“And at the regional level, obviously we have to be conscious of it. And in some ways, we have to assist each other as well in terms of how we deal with these sorts of situations.”
Some Pacific nations had relations with the People’s Republic of China and others with Taiwan. This was a challenge. Solomon Islands had switched from Taiwan to the People’s Republic and that was seen to be a result of pressure from Beijing.
“We’ve had diplomatic relations with China since independence. So, we’ve had a long relationship with China in that time. But we’ve also had great relations with Taiwan. We have separate arrangements with them. They have a trade office here in Papua New Guinea, Port Moresby. And so, we’ve been able to deal with both parties for quite a long time.”
Sir Rabbie said there had always been pressure from Beijing to stop Taiwan setting up even a trade mission in PNG. “But in the end, we managed to persuade them that the trade mission was primarily for trade and investment purposes, that we wanted the Taiwanese government to assist, where they have offered previously, to assist us in projects which they have the expertise to assist us with, particularly in agriculture. And so, they’ve been fairly happy in that area for over 30 years now in assisting us in agriculture, particularly with rice, you know? Rice cultivation, rice research, rice production.”
Asked if PNG might ultimately have to decide between Australia and China, Sir Rabbie replied that “hopefully” matters would not come to that, but PNG would have to assess its own position in accordance with its independent foreign policy. Until now, it had very good relations with China as well as with Australia.
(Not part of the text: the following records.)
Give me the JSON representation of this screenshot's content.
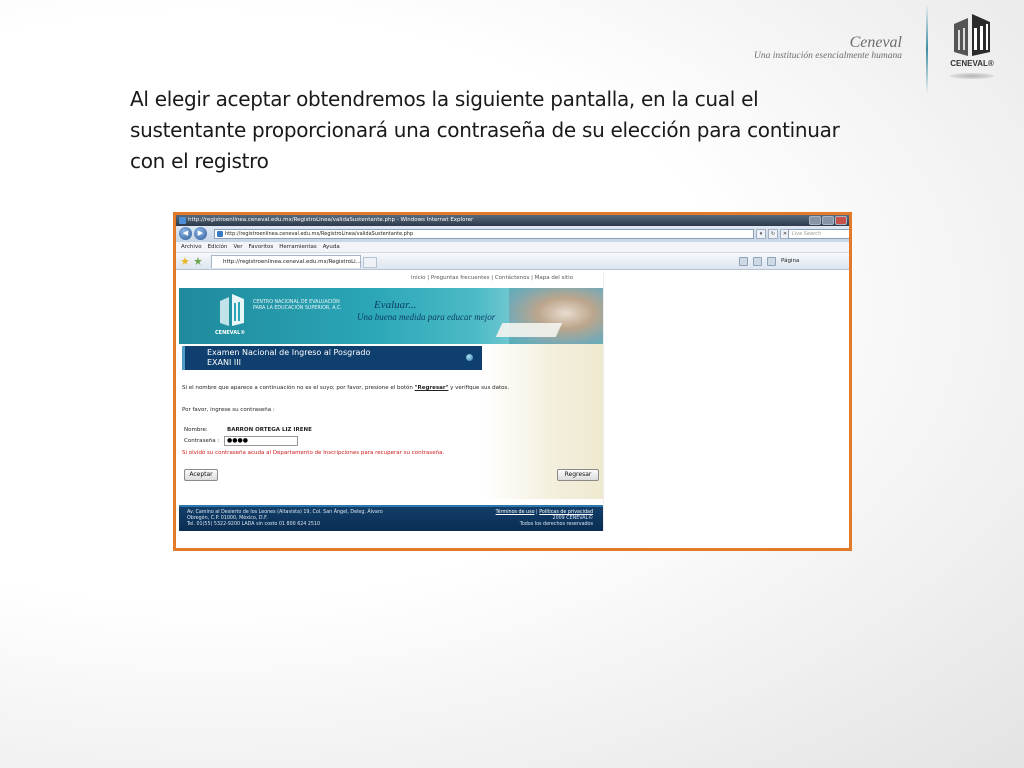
{
  "slide": {
    "brand_name": "Ceneval",
    "brand_tagline": "Una institución esencialmente humana",
    "logo_text": "CENEVAL®",
    "title": "Al elegir aceptar obtendremos la siguiente pantalla, en la cual el sustentante proporcionará una contraseña de su elección para continuar con el registro"
  },
  "browser": {
    "window_title": "http://registroenlinea.ceneval.edu.mx/RegistroLinea/validaSustentante.php - Windows Internet Explorer",
    "address": "http://registroenlinea.ceneval.edu.mx/RegistroLinea/validaSustentante.php",
    "search_placeholder": "Live Search",
    "menu": [
      "Archivo",
      "Edición",
      "Ver",
      "Favoritos",
      "Herramientas",
      "Ayuda"
    ],
    "tab_label": "http://registroenlinea.ceneval.edu.mx/RegistroLi...",
    "page_menu": "Página"
  },
  "page": {
    "top_links": "Inicio | Preguntas frecuentes | Contáctenos | Mapa del sitio",
    "banner": {
      "org_lines": "CENTRO NACIONAL DE EVALUACIÓN PARA LA EDUCACIÓN SUPERIOR, A.C.",
      "org_short": "CENEVAL®",
      "evaluar": "Evaluar...",
      "tagline": "Una buena medida para educar mejor"
    },
    "exam_title": "Examen Nacional de Ingreso al Posgrado",
    "exam_sub": "EXANI III",
    "notice_pre": "Si el nombre que aparece a continuación no es el suyo; por favor, presione el botón ",
    "notice_link": "\"Regresar\"",
    "notice_post": " y verifique sus datos.",
    "prompt": "Por favor, ingrese su contraseña :",
    "name_label": "Nombre:",
    "name_value": "BARRON ORTEGA LIZ IRENE",
    "password_label": "Contraseña :",
    "password_value": "●●●●",
    "warning": "Si olvidó su contraseña acuda al Departamento de Inscripciones para recuperar su contraseña.",
    "accept_button": "Aceptar",
    "back_button": "Regresar",
    "footer": {
      "address_1": "Av. Camino al Desierto de los Leones (Altavista) 19, Col. San Ángel, Deleg. Álvaro",
      "address_2": "Obregón, C.P. 01000, México, D.F.",
      "address_3": "Tel. 01(55) 5322-9200 LADA sin costo 01 800 624 2510",
      "terms": "Términos de uso",
      "privacy": "Políticas de privacidad",
      "copyright": "2009 CENEVAL©",
      "rights": "Todos los derechos reservados"
    }
  },
  "colors": {
    "frame_border": "#e27a2a",
    "banner_teal": "#2aa6b6",
    "exam_navy": "#0e3f6e",
    "warning_red": "#cc1a1a"
  }
}
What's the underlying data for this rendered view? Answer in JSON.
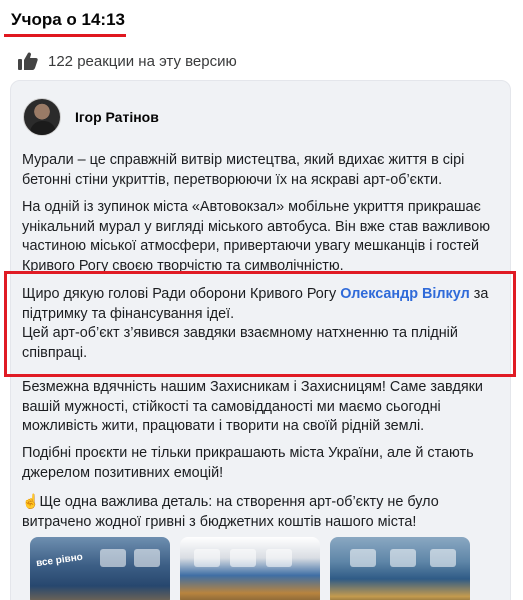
{
  "header": {
    "time_label": "Учора о 14:13"
  },
  "reactions": {
    "icon": "thumbs-up-icon",
    "text": "122 реакции на эту версию"
  },
  "post": {
    "author": "Ігор Ратінов",
    "paragraphs": {
      "p1": "Мурали – це справжній витвір мистецтва, який вдихає життя в сірі бетонні стіни укриттів, перетворюючи їх на яскраві арт-об’єкти.",
      "p2": "На одній із зупинок міста «Автовокзал» мобільне укриття прикрашає унікальний мурал у вигляді міського автобуса. Він вже став важливою частиною міської атмосфери, привертаючи увагу мешканців і гостей Кривого Рогу своєю творчістю та символічністю.",
      "p3_before": "Щиро дякую голові Ради оборони Кривого Рогу ",
      "p3_mention": "Олександр Вілкул",
      "p3_after": " за підтримку та фінансування  ідеї.",
      "p3_second": "Цей арт-об’єкт з’явився завдяки взаємному натхненню та плідній співпраці.",
      "p4": "Безмежна вдячність нашим Захисникам і Захисницям! Саме завдяки вашій мужності, стійкості та самовідданості ми маємо сьогодні можливість жити, працювати і творити на своїй рідній землі.",
      "p5": "Подібні проєкти не тільки прикрашають міста України, але й стають джерелом позитивних емоцій!",
      "p6_icon": "☝",
      "p6": "Ще одна важлива деталь: на створення арт-об’єкту не було витрачено жодної гривні з бюджетних коштів нашого міста!"
    },
    "photo_text": "все рівно"
  },
  "colors": {
    "highlight": "#e01b24",
    "mention": "#2f6ad9",
    "card_bg": "#f0f2f5"
  }
}
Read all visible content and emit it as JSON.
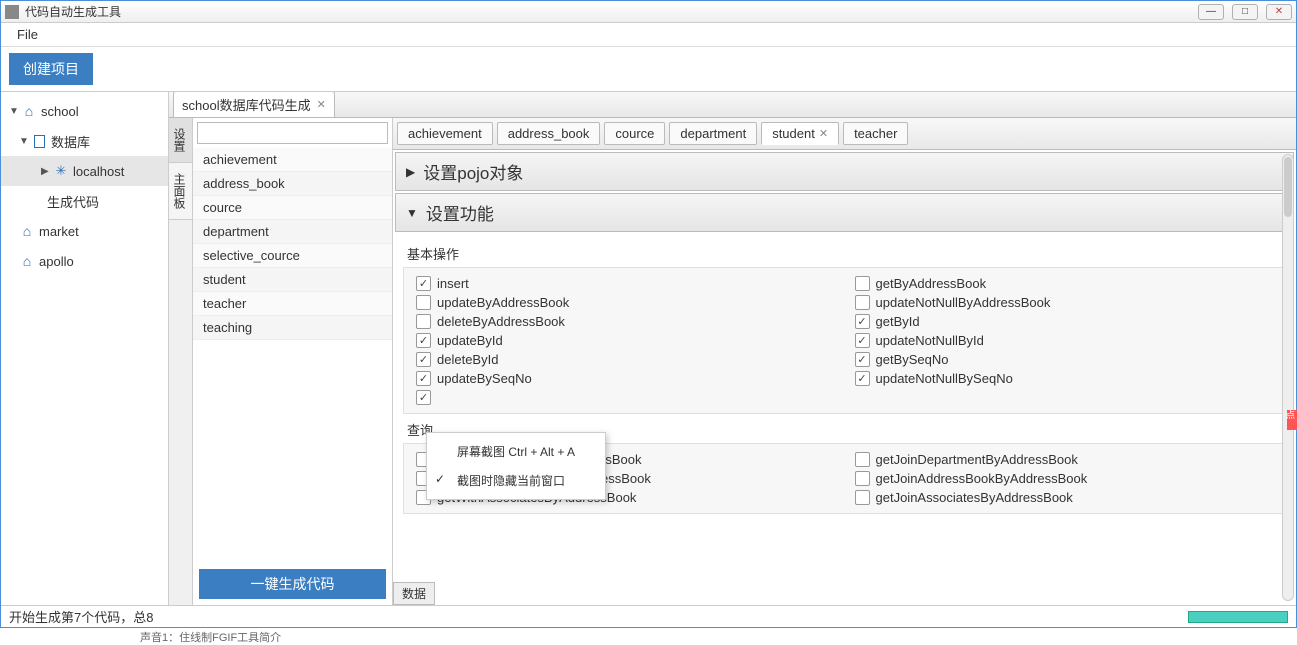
{
  "window": {
    "title": "代码自动生成工具"
  },
  "menubar": {
    "file": "File"
  },
  "toolbar": {
    "create": "创建项目"
  },
  "tree": {
    "items": [
      {
        "label": "school",
        "icon": "home",
        "level": 0,
        "expanded": true
      },
      {
        "label": "数据库",
        "icon": "db",
        "level": 1,
        "expanded": true
      },
      {
        "label": "localhost",
        "icon": "bt",
        "level": 2,
        "expanded": false,
        "selected": true
      },
      {
        "label": "生成代码",
        "icon": "",
        "level": 2
      },
      {
        "label": "market",
        "icon": "home",
        "level": 1
      },
      {
        "label": "apollo",
        "icon": "home",
        "level": 1
      }
    ]
  },
  "file_tab": {
    "label": "school数据库代码生成"
  },
  "vtabs": {
    "t0": "设置",
    "t1": "主面板"
  },
  "table_list": [
    "achievement",
    "address_book",
    "cource",
    "department",
    "selective_cource",
    "student",
    "teacher",
    "teaching"
  ],
  "gen_button": "一键生成代码",
  "entity_tabs": [
    {
      "label": "achievement",
      "active": false
    },
    {
      "label": "address_book",
      "active": false
    },
    {
      "label": "cource",
      "active": false
    },
    {
      "label": "department",
      "active": false
    },
    {
      "label": "student",
      "active": true,
      "closable": true
    },
    {
      "label": "teacher",
      "active": false
    }
  ],
  "acc": {
    "pojo": "设置pojo对象",
    "func": "设置功能"
  },
  "sections": {
    "basic": "基本操作",
    "query": "查询",
    "data": "数据"
  },
  "ops_basic": [
    {
      "l": "insert",
      "lc": true,
      "r": "getByAddressBook",
      "rc": false
    },
    {
      "l": "updateByAddressBook",
      "lc": false,
      "r": "updateNotNullByAddressBook",
      "rc": false
    },
    {
      "l": "deleteByAddressBook",
      "lc": false,
      "r": "getById",
      "rc": true
    },
    {
      "l": "updateById",
      "lc": true,
      "r": "updateNotNullById",
      "rc": true
    },
    {
      "l": "deleteById",
      "lc": true,
      "r": "getBySeqNo",
      "rc": true
    },
    {
      "l": "updateBySeqNo",
      "lc": true,
      "r": "updateNotNullBySeqNo",
      "rc": true
    },
    {
      "l": "",
      "lc": true,
      "r": "",
      "rc": false
    }
  ],
  "ops_query": [
    {
      "l": "getWithDepartmentByAddressBook",
      "lc": false,
      "r": "getJoinDepartmentByAddressBook",
      "rc": false
    },
    {
      "l": "getWithAddressBookByAddressBook",
      "lc": false,
      "r": "getJoinAddressBookByAddressBook",
      "rc": false
    },
    {
      "l": "getWithAssociatesByAddressBook",
      "lc": false,
      "r": "getJoinAssociatesByAddressBook",
      "rc": false
    }
  ],
  "context_menu": {
    "item1": "屏幕截图 Ctrl + Alt + A",
    "item2": "截图时隐藏当前窗口"
  },
  "status": {
    "text": "开始生成第7个代码，总8"
  },
  "side_tag": "点",
  "crop_text": "声音1：住线制FGIF工具简介"
}
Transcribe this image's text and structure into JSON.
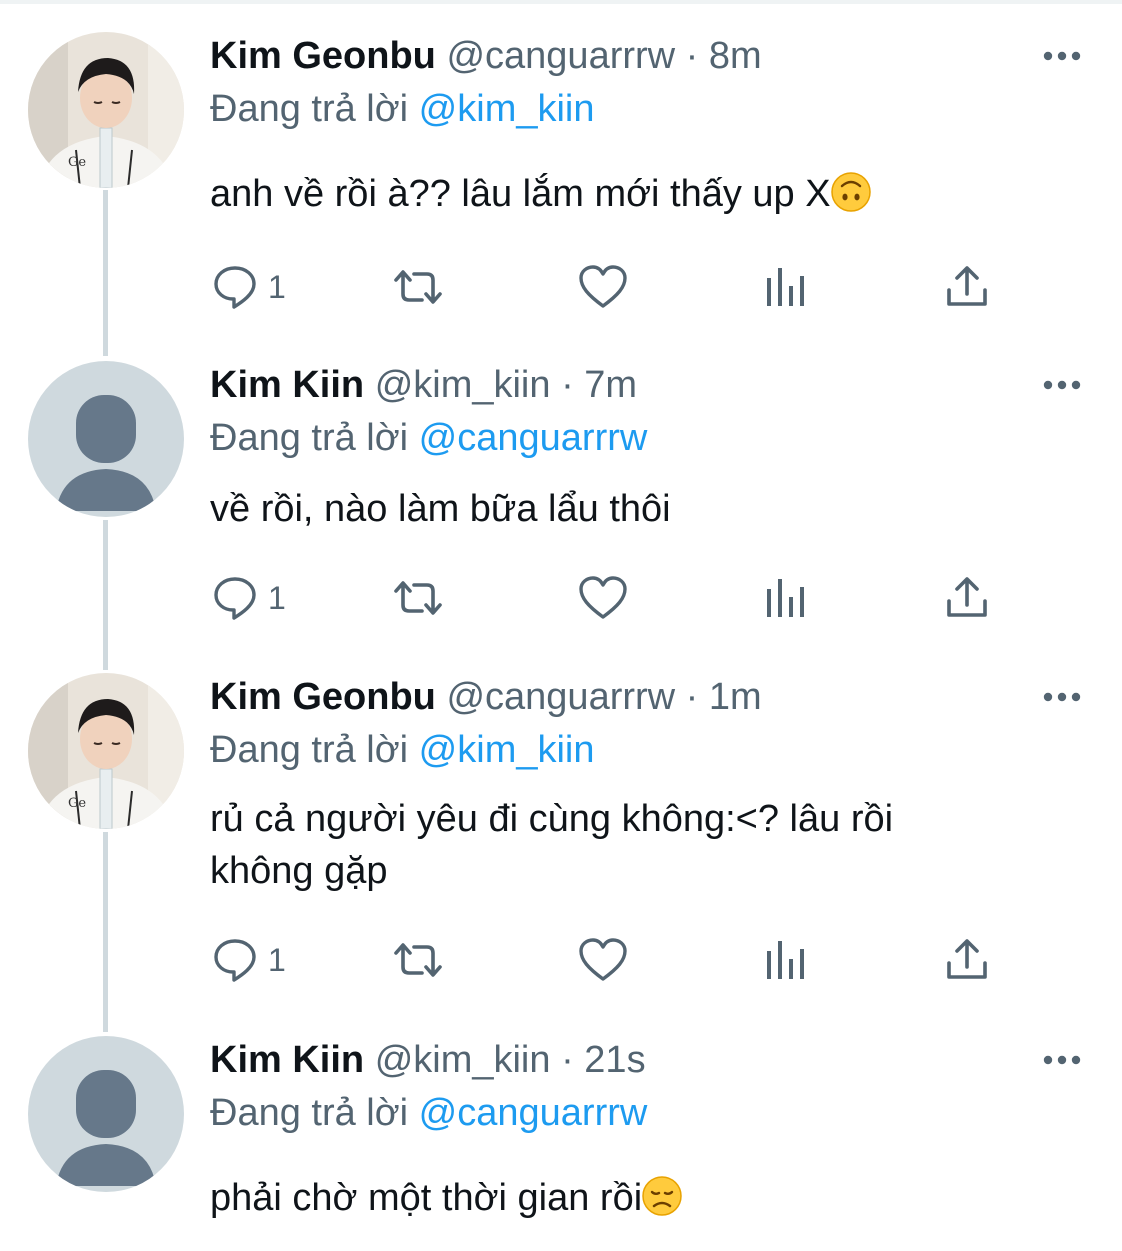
{
  "reply_prefix": "Đang trả lời",
  "tweets": [
    {
      "name": "Kim Geonbu",
      "handle": "@canguarrrw",
      "time": "8m",
      "reply_to": "@kim_kiin",
      "text": "anh về rồi à?? lâu lắm mới thấy up X",
      "emoji": "upside-down-face",
      "avatar": "photo",
      "reply_count": "1"
    },
    {
      "name": "Kim Kiin",
      "handle": "@kim_kiin",
      "time": "7m",
      "reply_to": "@canguarrrw",
      "text": "về rồi, nào làm bữa lẩu thôi",
      "avatar": "default",
      "reply_count": "1"
    },
    {
      "name": "Kim Geonbu",
      "handle": "@canguarrrw",
      "time": "1m",
      "reply_to": "@kim_kiin",
      "text_line1": "rủ cả người yêu đi cùng không:<? lâu rồi",
      "text_line2": "không gặp",
      "avatar": "photo",
      "reply_count": "1"
    },
    {
      "name": "Kim Kiin",
      "handle": "@kim_kiin",
      "time": "21s",
      "reply_to": "@canguarrrw",
      "text": "phải chờ một thời gian rồi",
      "emoji": "disappointed-face",
      "avatar": "default"
    }
  ],
  "colors": {
    "text": "#0f1419",
    "secondary": "#536471",
    "link": "#1d9bf0",
    "thread_line": "#cfd9de",
    "default_avatar_bg": "#cfd9de",
    "default_avatar_fg": "#66788a"
  }
}
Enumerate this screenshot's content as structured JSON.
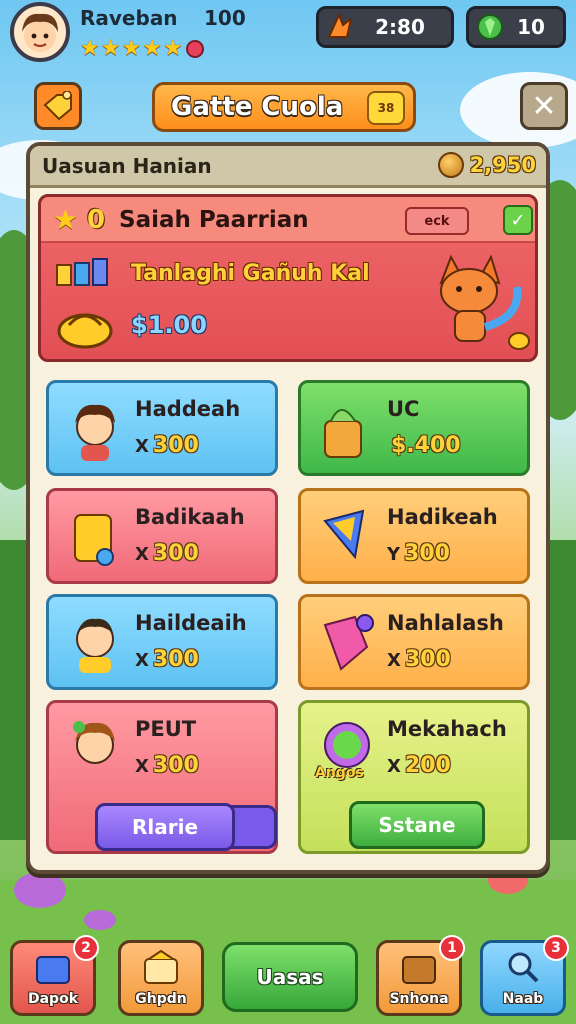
{
  "player": {
    "name": "Raveban",
    "level": "100",
    "stars": 5
  },
  "currency": {
    "timer": "2:80",
    "gems": "10"
  },
  "header": {
    "title": "Gatte Cuola",
    "badge": "38"
  },
  "panel": {
    "title": "Uasuan Hanian",
    "coins": "2,950"
  },
  "featured": {
    "zero": "0",
    "title": "Saiah Paarrian",
    "tag": "eck",
    "subtitle": "Tanlaghi Gañuh Kal",
    "price": "$1.00"
  },
  "cards": [
    {
      "name": "Haddeah",
      "mul": "X",
      "price": "300",
      "color": "blue"
    },
    {
      "name": "UC",
      "mul": "",
      "price": "$.400",
      "color": "green"
    },
    {
      "name": "Badikaah",
      "mul": "X",
      "price": "300",
      "color": "pink"
    },
    {
      "name": "Hadikeah",
      "mul": "Y",
      "price": "300",
      "color": "orange"
    },
    {
      "name": "Haildeaih",
      "mul": "X",
      "price": "300",
      "color": "blue"
    },
    {
      "name": "Nahlalash",
      "mul": "X",
      "price": "300",
      "color": "orange"
    },
    {
      "name": "PEUT",
      "mul": "X",
      "price": "300",
      "color": "pink",
      "button": "Rlarie"
    },
    {
      "name": "Mekahach",
      "mul": "X",
      "price": "200",
      "color": "lime",
      "button": "Sstane",
      "tag": "Angos"
    }
  ],
  "nav": [
    {
      "label": "Dapok",
      "badge": "2",
      "icon": "box-icon"
    },
    {
      "label": "Ghpdn",
      "badge": "",
      "icon": "chest-icon"
    },
    {
      "label": "Uasas",
      "badge": "",
      "icon": ""
    },
    {
      "label": "Snhona",
      "badge": "1",
      "icon": "crate-icon"
    },
    {
      "label": "Naab",
      "badge": "3",
      "icon": "search-icon"
    }
  ],
  "colors": {
    "accent": "#ff8e1c",
    "panel": "#f7f1de",
    "gold": "#ffd13a"
  }
}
“Obviously, any choice, if it has to be made, has to be assessed and analysed by the government at the time to see what is best in our national interests. But I know that the vast majority of our people here regard Australia as a very close friend.”
PNG had inherited much from Australia in terms of its administration and institutions and he did not believe it would be difficult for it to make that choice.
Sir Rabbie said Australia’s Pacific step-up aid program to the region was a good initiative because, for a long time, Pacific leaders felt that Australia was focusing more on international issues further away and at the expense of the Pacific. “And therefore, debts were developing, which resulted in other parties coming in and attempting to take advantage of those debts, both in terms of development assistance, as well as investment, and other forms of assistance to the area.
“Since Pacific step-up, obviously, I mean, I think some balance has been brought to bear. And I think the people of the Pacific are now, at least in terms of PNG, are now beginning to appreciate again that we do have a friend who is a neighbour as well that is prepared to devote a bit more time and effort and resources to assist within the region because she is part of the region.”
The Coral Sea communications cable to Solomon Islands had generated tremendous goodwill.
There were still tensions over climate change, Sir Rabbie said, and that had been demonstrated at regional forums.
“It’s a major challenge. It’s complex, and it’s something that needs to continue to be on the table for leaders to discuss because it is not a black and white issue. Australia’s interests obviously have to be appreciated. But the Pacific leaders also feel very strongly that their concerns in relation to climate change and the impact of that on populations, on land, as well as on other aspects of life need to be considered seriously.”